## Work required
Only the count is wanted here: how many lines of the entries hold the string "from"?

App and web page records:
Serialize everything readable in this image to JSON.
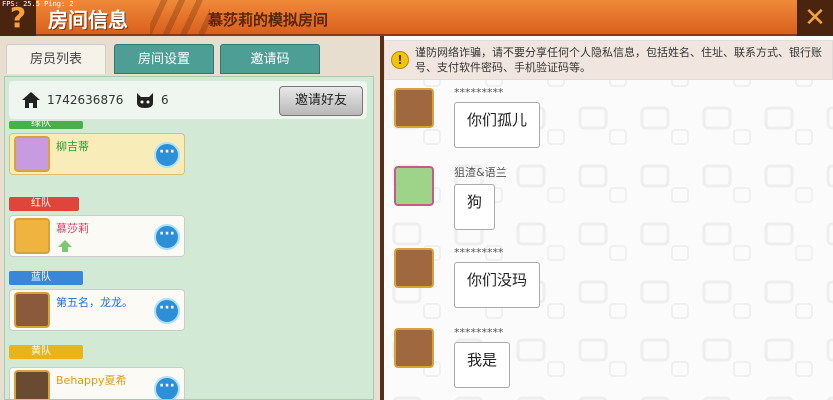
{
  "header": {
    "fps": "FPS: 25.5 Ping: 2",
    "title": "房间信息",
    "room_name": "慕莎莉的模拟房间",
    "help_label": "?",
    "close_label": "✕"
  },
  "tabs": [
    {
      "label": "房员列表",
      "active": true
    },
    {
      "label": "房间设置",
      "active": false
    },
    {
      "label": "邀请码",
      "active": false
    }
  ],
  "room_info": {
    "room_id": "1742636876",
    "member_count": "6",
    "invite_button": "邀请好友"
  },
  "teams": [
    {
      "label": "绿队",
      "color": "#46b04a"
    },
    {
      "label": "红队",
      "color": "#e0453a"
    },
    {
      "label": "蓝队",
      "color": "#3a86d8"
    },
    {
      "label": "黄队",
      "color": "#e8b41a"
    }
  ],
  "members": [
    {
      "name": "柳吉蒂",
      "name_color": "#2e9a36",
      "team": "绿队",
      "highlight": true
    },
    {
      "name": "慕莎莉",
      "name_color": "#d63c6a",
      "team": "红队",
      "highlight": false
    },
    {
      "name": "第五名，龙龙。",
      "name_color": "#2a6fd0",
      "team": "蓝队",
      "highlight": false
    },
    {
      "name": "Behappy夏希",
      "name_color": "#e29a12",
      "team": "黄队",
      "highlight": false
    }
  ],
  "more_label": "···",
  "warning": "谨防网络诈骗，请不要分享任何个人隐私信息，包括姓名、住址、联系方式、银行账号、支付软件密码、手机验证码等。",
  "warning_icon_label": "!",
  "messages": [
    {
      "sender": "*********",
      "text": "你们孤儿"
    },
    {
      "sender": "狙渣&语兰",
      "text": "狗"
    },
    {
      "sender": "*********",
      "text": "你们没玛"
    },
    {
      "sender": "*********",
      "text": "我是"
    }
  ],
  "colors": {
    "header_orange": "#e5742a",
    "panel_green": "#d2e9d5",
    "tab_teal": "#4d9e95",
    "more_blue": "#2c8fd8"
  },
  "icons": {
    "help": "question-icon",
    "close": "close-icon",
    "home": "home-icon",
    "members": "cat-head-icon",
    "more": "ellipsis-icon",
    "warning": "warning-icon",
    "promote": "up-arrow-icon"
  }
}
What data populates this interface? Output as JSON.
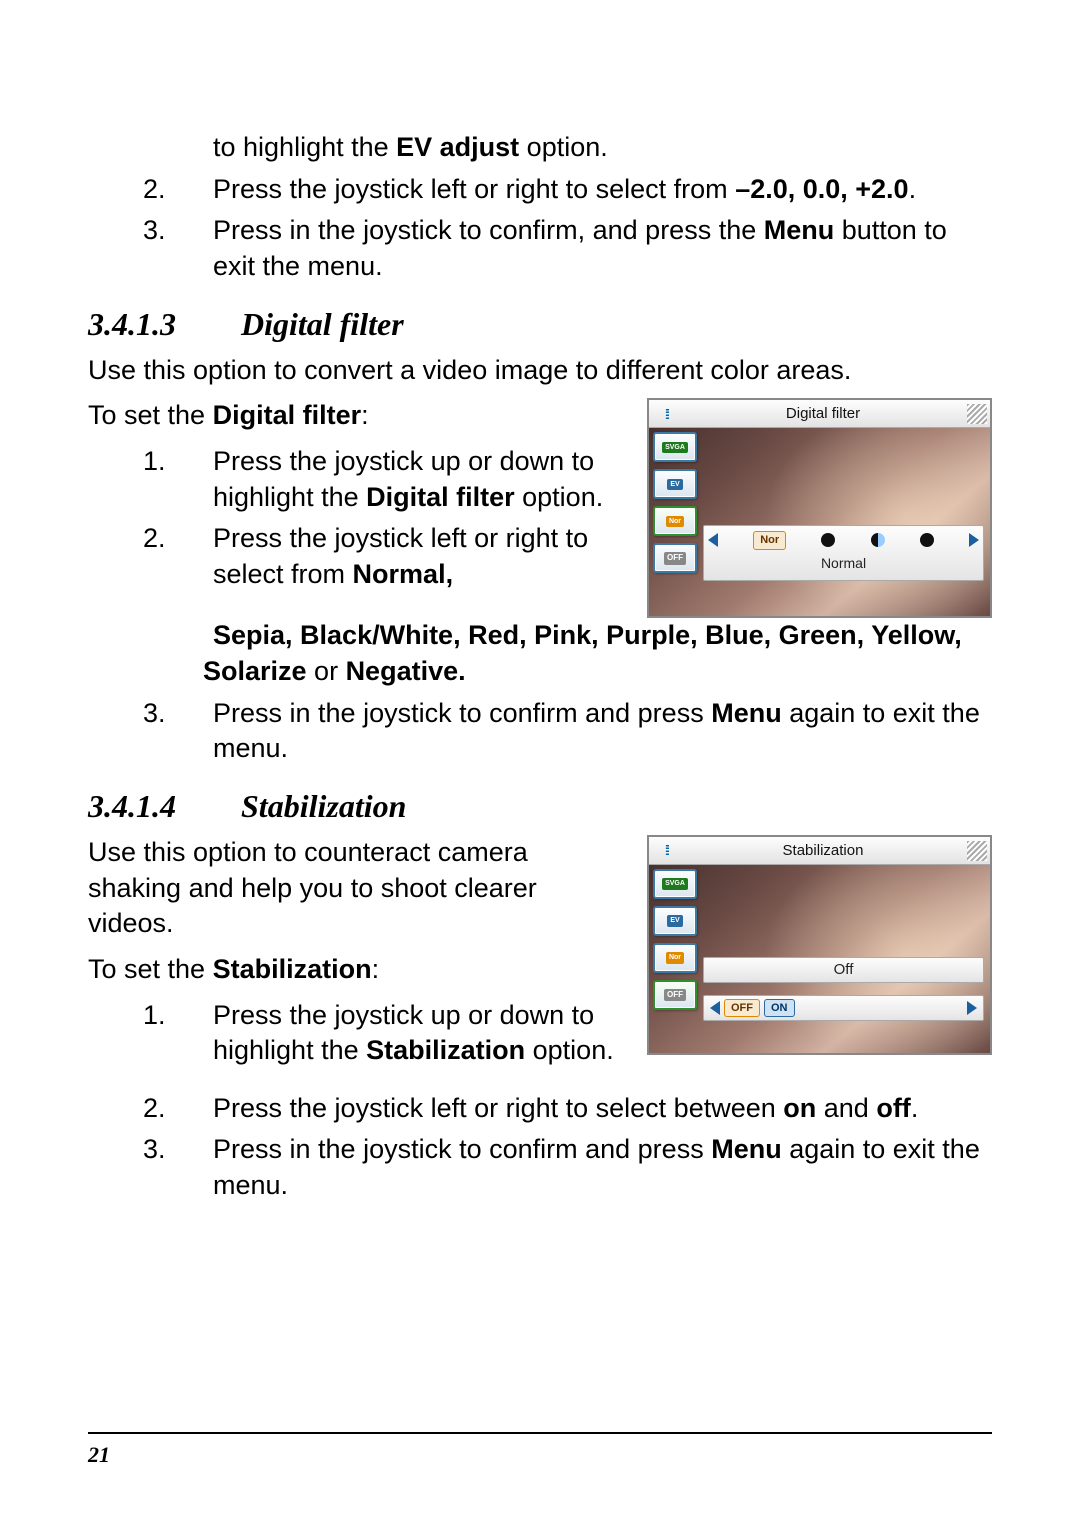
{
  "ev_section": {
    "intro": "to highlight the <b>EV adjust</b> option.",
    "step2": "Press the joystick left or right to select from <b>–2.0, 0.0, +2.0</b>.",
    "step3": "Press in the joystick to confirm, and press the <b>Menu</b> button to exit the menu."
  },
  "digital_filter": {
    "num": "3.4.1.3",
    "title": "Digital filter",
    "intro": "Use this option to convert a video image to different color areas.",
    "toset_prefix": "To set the ",
    "toset_bold": "Digital filter",
    "toset_suffix": ":",
    "step1": "Press the joystick up or down to highlight the <b>Digital filter</b> option.",
    "step2": "Press the joystick left or right to select from <b>Normal, Sepia, Black/White, Red, Pink, Purple, Blue, Green, Yellow, Solarize</b> or <b>Negative.</b>",
    "step3": "Press in the joystick to confirm and press <b>Menu</b> again to exit the menu."
  },
  "stabilization": {
    "num": "3.4.1.4",
    "title": "Stabilization",
    "intro": "Use this option to counteract camera shaking and help you to shoot clearer videos.",
    "toset_prefix": "To set the ",
    "toset_bold": "Stabilization",
    "toset_suffix": ":",
    "step1": "Press the joystick up or down to highlight the <b>Stabilization</b> option.",
    "step2": "Press the joystick left or right to select between <b>on</b> and <b>off</b>.",
    "step3": "Press in the joystick to confirm and press <b>Menu</b> again to exit the menu."
  },
  "ui_filter": {
    "title": "Digital filter",
    "side": {
      "svga": "SVGA",
      "ev": "EV",
      "nor": "Nor",
      "off": "OFF"
    },
    "opt_label": "Nor",
    "sublabel": "Normal"
  },
  "ui_stab": {
    "title": "Stabilization",
    "side": {
      "svga": "SVGA",
      "ev": "EV",
      "nor": "Nor",
      "off": "OFF"
    },
    "status": "Off",
    "opt_off": "OFF",
    "opt_on": "ON"
  },
  "page_number": "21"
}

## Task output
2